Random Thoughts on the Window

By Qian Zhongshu

It is spring again and the window can be left open as often as one would like. As spring comes in through the windows, so people -- unable to bear staying inside any longer -- go outdoors.

The spring outside, however, is much too cheap, for the sun shines on everything, and so does not seem as bright as that which shoots into the darkness of the house. Outside the sun-sloshed breeze blows everywhere, but it is not so lively as that which stirs the gloominess inside the house.

Even the chirping of the birds sounds so thin and broken that the quietness of the house is needed to set it off. It seems that spring was always meant to be put behind a windowpane for show, just like a picture in a frame.

At the same time it also becomes clear that the door has a different significance from the window. Of course, doors were made for people to pass through; but a window can also sometimes serve as an entrance or as an exit, and is used as such by thieves and by lovers in novels.

In fact the fundamental difference between a door and a window has nothing to do with them being either entrances or exits. When it comes to the admiration of spring, it could be put this way: a door makes it possible for one to go out, whereas a window makes it possible for one not to have to.

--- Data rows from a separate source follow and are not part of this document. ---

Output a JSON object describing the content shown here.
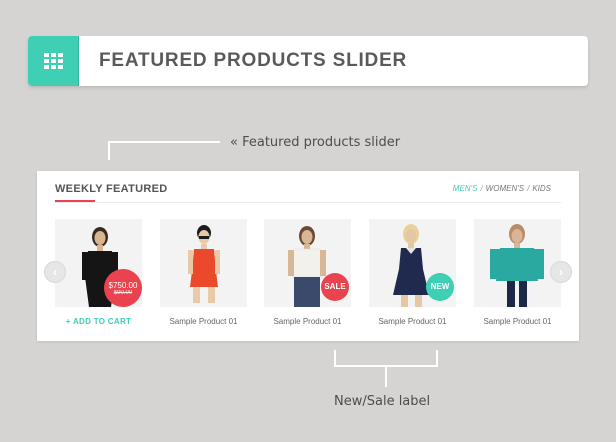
{
  "banner": {
    "title": "FEATURED PRODUCTS SLIDER",
    "icon": "grid-icon",
    "accent_color": "#3fcfb4"
  },
  "callouts": {
    "top_label": "«  Featured products slider",
    "bottom_label": "New/Sale label"
  },
  "panel": {
    "title": "WEEKLY FEATURED",
    "categories": [
      "MEN'S",
      "WOMEN'S",
      "KIDS"
    ],
    "active_category": "MEN'S",
    "separator": "/",
    "prev_icon": "chevron-left-icon",
    "next_icon": "chevron-right-icon",
    "prev_symbol": "‹",
    "next_symbol": "›"
  },
  "products": [
    {
      "name": "+ ADD TO CART",
      "action": true,
      "badge": {
        "type": "price",
        "price": "$750.00",
        "old_price": "$90.00"
      },
      "palette": [
        "#151515",
        "#3a2a22",
        "#d9b58f"
      ]
    },
    {
      "name": "Sample Product 01",
      "action": false,
      "badge": null,
      "palette": [
        "#ea4a2b",
        "#1d1d1d",
        "#e8c9a8"
      ]
    },
    {
      "name": "Sample Product 01",
      "action": false,
      "badge": {
        "type": "sale",
        "text": "SALE"
      },
      "palette": [
        "#f3f1ec",
        "#3b4a6b",
        "#d8b796"
      ]
    },
    {
      "name": "Sample Product 01",
      "action": false,
      "badge": {
        "type": "new",
        "text": "NEW"
      },
      "palette": [
        "#1f2a4e",
        "#e4e4e4",
        "#e6c7a4"
      ]
    },
    {
      "name": "Sample Product 01",
      "action": false,
      "badge": null,
      "palette": [
        "#29a9a0",
        "#1d2846",
        "#b98a6b"
      ]
    }
  ]
}
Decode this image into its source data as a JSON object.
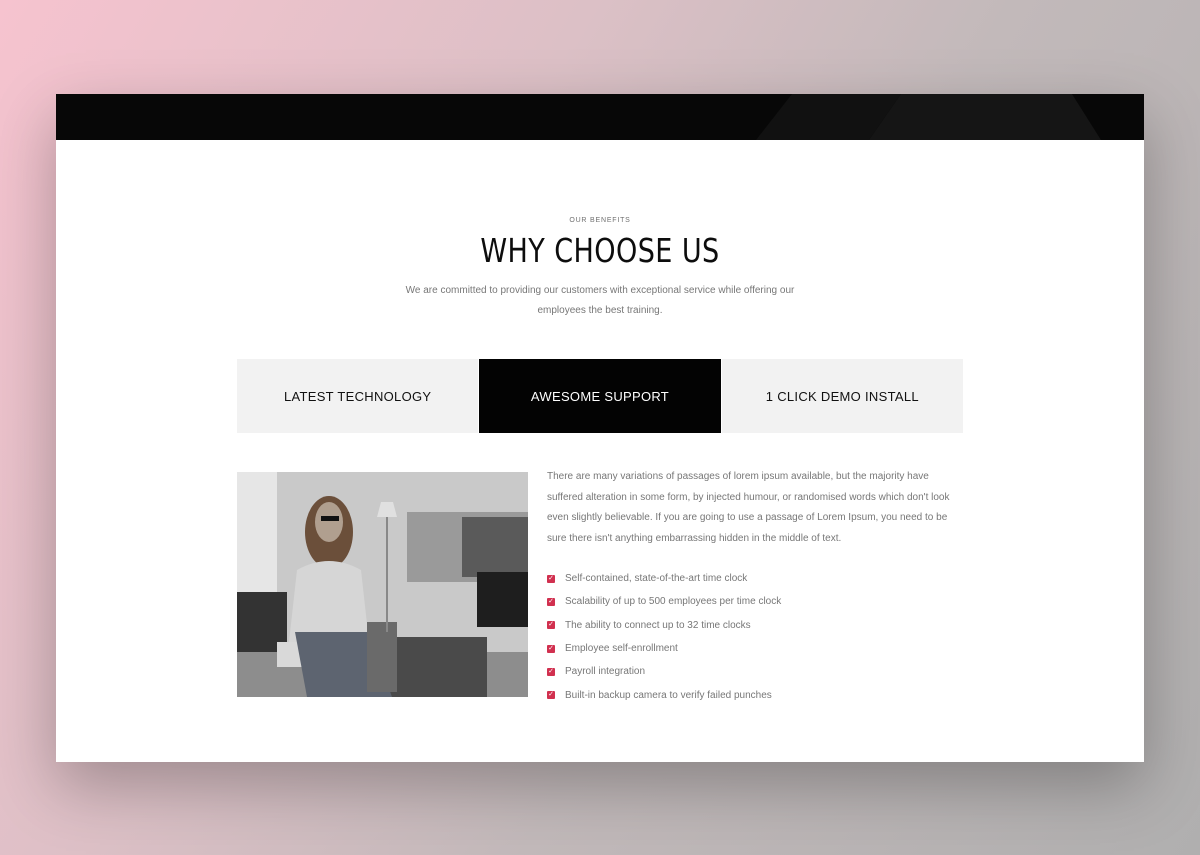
{
  "section": {
    "eyebrow": "OUR BENEFITS",
    "title": "WHY CHOOSE US",
    "lead": "We are committed to providing our customers with exceptional service while offering our employees the best training."
  },
  "tabs": [
    {
      "label": "LATEST TECHNOLOGY",
      "active": false
    },
    {
      "label": "AWESOME SUPPORT",
      "active": true
    },
    {
      "label": "1 CLICK DEMO INSTALL",
      "active": false
    }
  ],
  "content": {
    "paragraph": "There are many variations of passages of lorem ipsum available, but the majority have suffered alteration in some form, by injected humour, or randomised words which don't look even slightly believable. If you are going to use a passage of Lorem Ipsum, you need to be sure there isn't anything embarrassing hidden in the middle of text.",
    "features": [
      "Self-contained, state-of-the-art time clock",
      "Scalability of up to 500 employees per time clock",
      "The ability to connect up to 32 time clocks",
      "Employee self-enrollment",
      "Payroll integration",
      "Built-in backup camera to verify failed punches"
    ]
  },
  "icons": {
    "feature_bullet": "checkbox-checked-icon"
  },
  "colors": {
    "accent": "#d1304f",
    "active_tab": "#030303",
    "tab_bg": "#f2f2f2",
    "text_muted": "#777777"
  }
}
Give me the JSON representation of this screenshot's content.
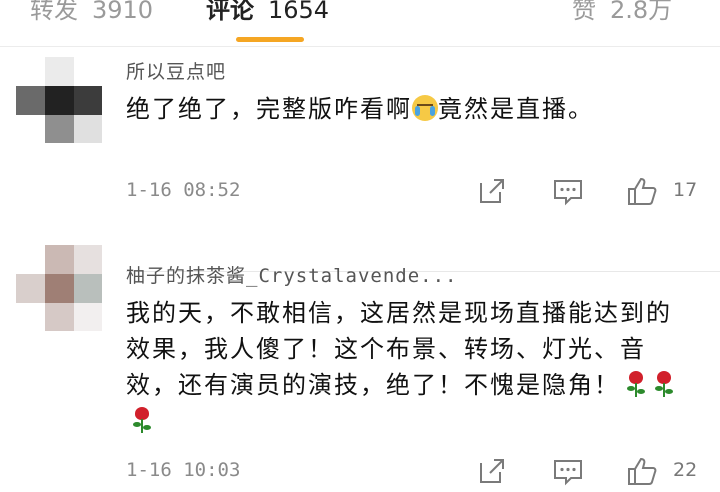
{
  "tabs": [
    {
      "label": "转发",
      "count": "3910",
      "active": false
    },
    {
      "label": "评论",
      "count": "1654",
      "active": true
    },
    {
      "label": "赞",
      "count": "2.8万",
      "active": false
    }
  ],
  "comments": [
    {
      "username": "所以豆点吧",
      "text_before_emoji": "绝了绝了，完整版咋看啊",
      "emoji": "crying-face",
      "text_after_emoji": "竟然是直播。",
      "timestamp": "1-16 08:52",
      "likes": "17"
    },
    {
      "username": "柚子的抹茶酱_Crystalavende...",
      "text": "我的天，不敢相信，这居然是现场直播能达到的效果，我人傻了！这个布景、转场、灯光、音效，还有演员的演技，绝了！不愧是隐角！",
      "emoji": "rose",
      "emoji_count": 3,
      "timestamp": "1-16 10:03",
      "likes": "22"
    }
  ],
  "colors": {
    "accent_underline": "#f5a623",
    "rose": "#d1202b",
    "icon_gray": "#7a7a7a"
  },
  "icons": [
    "share-icon",
    "comment-icon",
    "thumbs-up-icon"
  ]
}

A window helps to pull down the partition between man and nature. It leads breezes and sunlight in, and keeps part of the spring in the house. It allows one to sit and enjoy the spring in peace, and makes it unnecessary to go looking for it outside.